How far may Americans properly rely on their religious beliefs when they make and defend political decisions? For example, are ordinary citizens or legislators doing something wrong when they consciously allow their decisions respecting abortion laws to be determined by their religious views? Despite its intense contemporary relevance, the full dimensions of this issue have until now not been thoroughly examined. Religious Convictions and Political Choice represents the first attempt to fill this gap. Beginning with an account of the basic premises of our liberal democracy, Greenawalt moves to a comparison between rational secular grounds of decision and grounds based on religious convictions. He discusses particular issues such as animal rights and abortion, showing how religious convictions can bear on an individual's decisions about them, and inquires whether reliance on such convictions is compatible with liberal democratic premises. In conclusion, he argues that citizens cannot be expected to rely exclusively on rational, secular grounds.
American Politics | Arts and Humanities | History of Philosophy | Political Science | Religion | Religious Thought, Theology and Philosophy of Religion | Social and Behavioral Sciences
Oxford University Press
New York, NY

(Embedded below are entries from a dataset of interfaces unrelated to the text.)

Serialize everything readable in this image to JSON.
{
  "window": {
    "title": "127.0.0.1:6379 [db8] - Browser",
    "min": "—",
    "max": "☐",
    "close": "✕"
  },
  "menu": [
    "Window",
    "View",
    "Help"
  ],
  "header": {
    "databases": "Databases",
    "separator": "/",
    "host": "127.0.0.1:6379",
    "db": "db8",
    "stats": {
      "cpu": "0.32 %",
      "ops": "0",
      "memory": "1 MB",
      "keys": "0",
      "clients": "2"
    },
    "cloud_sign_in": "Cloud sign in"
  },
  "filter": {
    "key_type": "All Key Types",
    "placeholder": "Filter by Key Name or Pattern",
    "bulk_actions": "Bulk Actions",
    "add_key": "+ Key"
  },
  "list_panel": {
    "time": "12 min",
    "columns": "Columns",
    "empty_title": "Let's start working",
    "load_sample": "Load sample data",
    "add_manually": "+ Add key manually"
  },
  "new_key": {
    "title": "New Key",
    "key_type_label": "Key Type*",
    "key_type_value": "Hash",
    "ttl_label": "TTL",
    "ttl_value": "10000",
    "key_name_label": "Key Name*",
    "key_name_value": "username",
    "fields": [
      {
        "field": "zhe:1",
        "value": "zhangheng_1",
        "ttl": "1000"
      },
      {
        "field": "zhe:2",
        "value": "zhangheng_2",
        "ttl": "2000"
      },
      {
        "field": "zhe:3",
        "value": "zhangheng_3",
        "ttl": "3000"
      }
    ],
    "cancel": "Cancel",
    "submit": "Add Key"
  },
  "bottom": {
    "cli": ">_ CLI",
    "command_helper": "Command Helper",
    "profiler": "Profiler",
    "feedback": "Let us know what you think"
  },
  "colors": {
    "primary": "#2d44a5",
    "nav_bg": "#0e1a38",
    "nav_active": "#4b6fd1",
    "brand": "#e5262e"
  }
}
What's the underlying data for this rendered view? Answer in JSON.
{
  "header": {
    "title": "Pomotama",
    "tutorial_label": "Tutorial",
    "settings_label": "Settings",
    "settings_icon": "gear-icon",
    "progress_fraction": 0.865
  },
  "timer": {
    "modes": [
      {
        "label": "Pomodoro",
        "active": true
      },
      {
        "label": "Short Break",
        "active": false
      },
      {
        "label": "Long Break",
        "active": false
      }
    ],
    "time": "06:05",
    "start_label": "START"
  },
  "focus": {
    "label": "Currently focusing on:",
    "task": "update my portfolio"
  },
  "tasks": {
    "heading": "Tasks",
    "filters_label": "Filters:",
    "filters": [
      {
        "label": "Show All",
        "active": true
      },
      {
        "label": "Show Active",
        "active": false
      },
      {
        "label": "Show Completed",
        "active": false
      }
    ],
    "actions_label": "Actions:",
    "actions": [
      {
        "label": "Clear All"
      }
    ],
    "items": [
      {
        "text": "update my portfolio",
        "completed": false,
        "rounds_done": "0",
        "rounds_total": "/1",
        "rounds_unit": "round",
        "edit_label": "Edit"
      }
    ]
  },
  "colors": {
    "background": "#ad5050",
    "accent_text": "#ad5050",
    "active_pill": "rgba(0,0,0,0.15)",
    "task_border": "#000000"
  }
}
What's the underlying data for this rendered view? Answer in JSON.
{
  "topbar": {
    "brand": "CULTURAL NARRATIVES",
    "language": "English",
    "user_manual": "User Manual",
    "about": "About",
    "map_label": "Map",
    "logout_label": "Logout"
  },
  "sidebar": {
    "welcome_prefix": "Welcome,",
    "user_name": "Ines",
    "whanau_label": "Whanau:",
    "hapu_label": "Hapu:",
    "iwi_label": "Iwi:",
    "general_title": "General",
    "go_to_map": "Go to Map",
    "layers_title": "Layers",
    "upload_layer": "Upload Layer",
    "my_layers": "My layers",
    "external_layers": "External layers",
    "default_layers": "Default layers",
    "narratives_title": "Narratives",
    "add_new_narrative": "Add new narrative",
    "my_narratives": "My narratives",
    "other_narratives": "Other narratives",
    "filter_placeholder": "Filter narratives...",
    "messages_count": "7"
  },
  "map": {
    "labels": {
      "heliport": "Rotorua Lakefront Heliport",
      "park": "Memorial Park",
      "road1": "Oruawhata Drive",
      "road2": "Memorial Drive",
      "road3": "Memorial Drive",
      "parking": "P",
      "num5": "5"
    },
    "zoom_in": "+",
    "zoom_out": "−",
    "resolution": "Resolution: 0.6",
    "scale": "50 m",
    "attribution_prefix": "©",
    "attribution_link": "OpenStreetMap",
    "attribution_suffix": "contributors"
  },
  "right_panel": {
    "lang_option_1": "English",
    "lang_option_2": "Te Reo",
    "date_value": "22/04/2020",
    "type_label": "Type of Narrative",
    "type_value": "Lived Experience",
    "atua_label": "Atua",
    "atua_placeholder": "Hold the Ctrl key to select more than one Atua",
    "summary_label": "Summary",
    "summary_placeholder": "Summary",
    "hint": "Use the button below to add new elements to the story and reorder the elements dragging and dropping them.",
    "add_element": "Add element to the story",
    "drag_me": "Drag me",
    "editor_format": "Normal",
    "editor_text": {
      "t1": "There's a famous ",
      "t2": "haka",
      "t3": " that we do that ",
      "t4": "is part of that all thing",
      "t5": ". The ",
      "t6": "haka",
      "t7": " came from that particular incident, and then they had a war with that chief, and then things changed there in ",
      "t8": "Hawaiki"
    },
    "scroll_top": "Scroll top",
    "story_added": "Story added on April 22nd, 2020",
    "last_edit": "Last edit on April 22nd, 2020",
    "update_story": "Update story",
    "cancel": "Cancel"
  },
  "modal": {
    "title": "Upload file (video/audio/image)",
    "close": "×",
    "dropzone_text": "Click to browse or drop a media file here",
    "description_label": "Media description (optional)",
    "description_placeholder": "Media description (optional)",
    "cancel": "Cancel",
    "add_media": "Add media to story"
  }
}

"A searching, well argued, and richly suggestive treatment of the ethics of citizenship in a liberal democracy.... The book contains much that is of value in basic social-political philosophy. It is also lucid, forthright, and concretely written. Given the quality of its argumentation and the importance of the issue, it is essential reading for anyone seriously interested in the appropriate relation between religion and politics."
"Lucid and important ... Greenawalt has a fine way of clarifying issues and staying strictly within the limits he has set himself.... The argument of the book is impressive and important for theologians and others concerned for an effective theological contribution to public debate."
—Journal of Theological Studies
"Deserves its rightful place alongside the works of Rawls and Dworkin."
—Northern Illinois University Law Review
"A sane book for an election year, and for decades to come."
—The Christian Century
Greenawalt, Kent, "Religious Convictions and Political Choice" (1988). Faculty Books. 229.